Look for Strategic Partnership Opportunities
A great resource for finding new business is fellow business owners. Obviously other marketing firms are your competition, but people who offer legal services, bookkeeping, or web design to small- and mid-sized businesses will have a client list that would be valuable for you to tap into.
I would recommend taking a systematic approach to developing a set of strategic partners: identifying prospective partners, reaching out, and establishing those relationships. Once you’ve gotten the first strategic partnership set up, it will be easier to replicate the process and to continue to grow this network.
Strategic partnerships really create a win-win situation. You are able to become the go-to source of information for your clients, referring them to other stellar business owners who can assist with their non-marketing needs. Your clients benefit from getting an easy referral to another great business. And you and your strategic partner get to create a symbiotic referral-generating system.
Create a Referral Marketing Program
Sometimes people need a little incentive to refer your business. Offering a perk to those who do refer you and help you secure new business might just be the extra little push that someone needs to keep you top of mind.

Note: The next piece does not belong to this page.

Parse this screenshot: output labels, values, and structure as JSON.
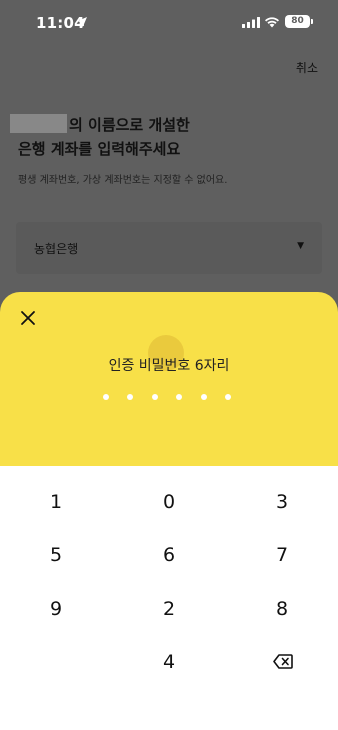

There is a right way and a wrong way to create a referral program. First thing’s first: you want to let people know the referral program exists and to offer meaningful rewards (they don’t have to be huge, but they do have to be beneficial) that will actually encourage your clients to take advantage of the program. Once you’ve let people know they can participate, you want to make it easy for them to do so by creating a clear and simple process for generating the referrals. Finally, you must be transparent about the way the system works for those providing referrals, those leads who come to you through the program, and your own employees.
The Follow Through is Key
If someone has taken the time to refer you to their friend or associate, you need to follow through. Reach out to the prospect in a timely manner, and be sure that you’re providing your highest level of service (which they’re expecting based on that glowing referral review). If you provide less-than-great service, you not only miss the referral opportunity for yourself, you also do damage to the relationship between the referrer and their friend. The prospect begins to wonder: if this shoddy work is what the referrer thinks of as amazing, what else are they wrong about? It’s important that you honor your relationship with your existing client by going the extra mile for anyone they refer.
You also want to be sure to reach out to your existing client to thank them for the referral. They went out of their way to float your name out there to someone new, and if you send a thoughtful, personalized email or give them a call to say thanks, they’ll be that much more likely to refer you again in the future.
Establishing a simple and repeatable process for generating referrals is crucial for any marketing consultant. A strong referral business will ensure your success, not just today, but well into the future.